Dataset rows describing interfaces:
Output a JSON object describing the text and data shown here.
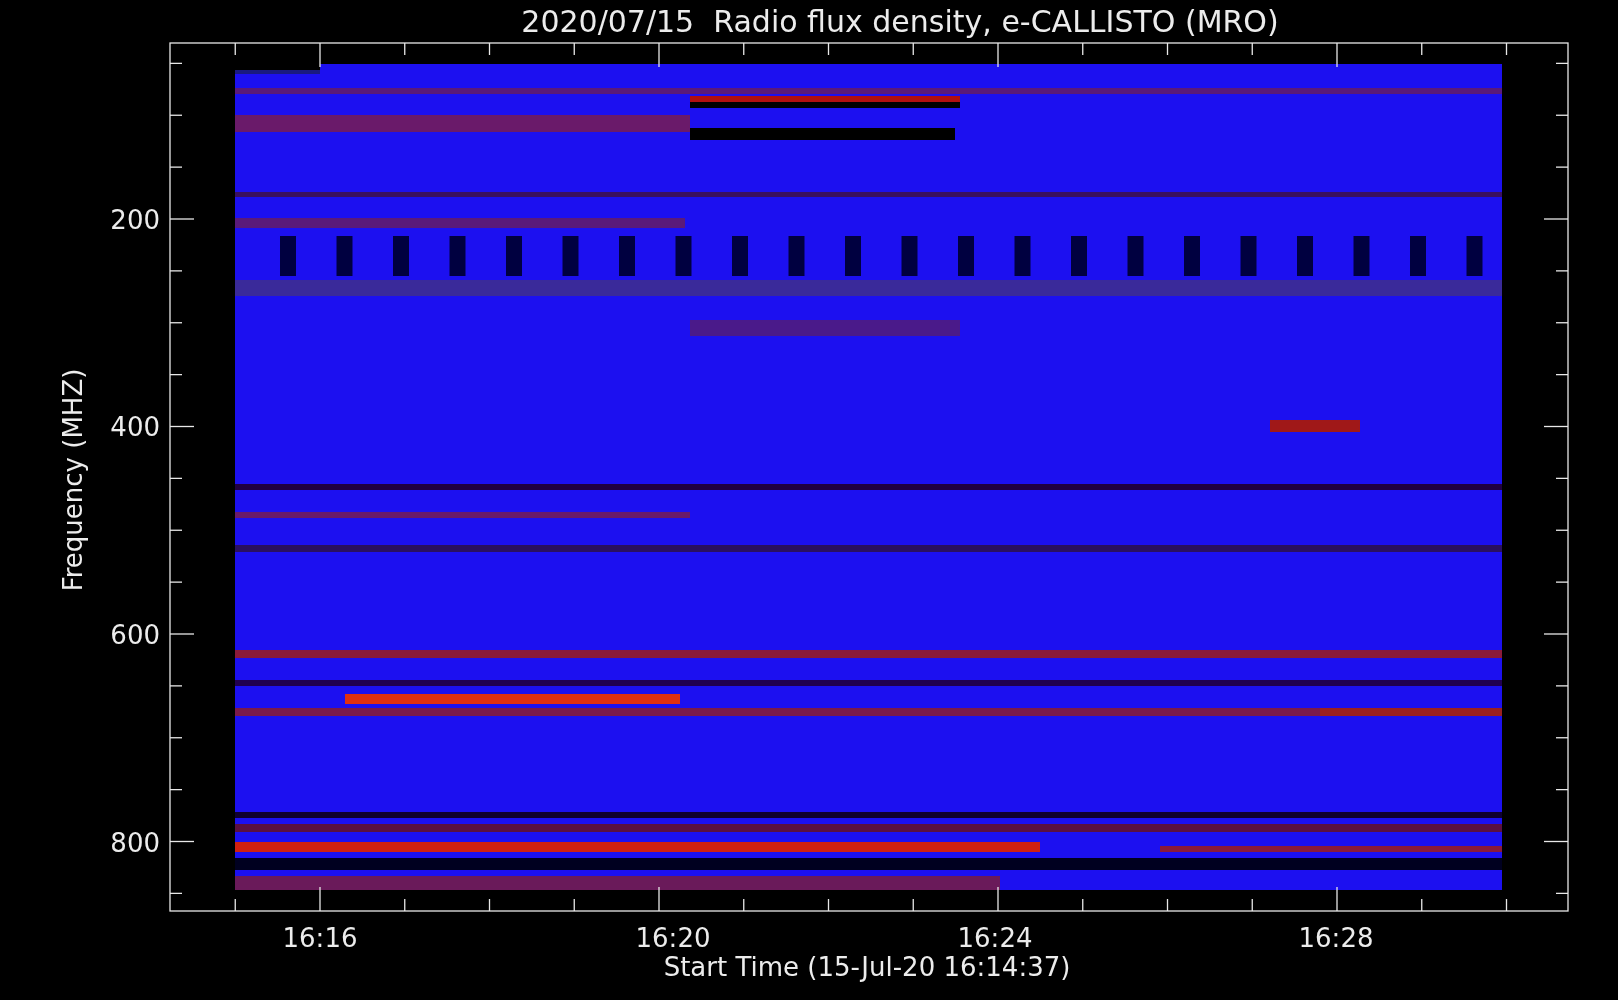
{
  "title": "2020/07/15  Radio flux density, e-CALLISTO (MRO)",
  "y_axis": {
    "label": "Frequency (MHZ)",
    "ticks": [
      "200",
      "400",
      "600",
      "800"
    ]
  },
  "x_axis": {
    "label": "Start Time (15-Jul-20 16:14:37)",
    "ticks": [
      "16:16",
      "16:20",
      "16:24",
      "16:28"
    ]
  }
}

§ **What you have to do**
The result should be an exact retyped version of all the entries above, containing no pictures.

§ **Answer for this exercise**
Output a JSON object describing the text and data shown here.
{
  "title": "2020/07/15  Radio flux density, e-CALLISTO (MRO)",
  "y_axis": {
    "label": "Frequency (MHZ)",
    "ticks": [
      "200",
      "400",
      "600",
      "800"
    ]
  },
  "x_axis": {
    "label": "Start Time (15-Jul-20 16:14:37)",
    "ticks": [
      "16:16",
      "16:20",
      "16:24",
      "16:28"
    ]
  }
}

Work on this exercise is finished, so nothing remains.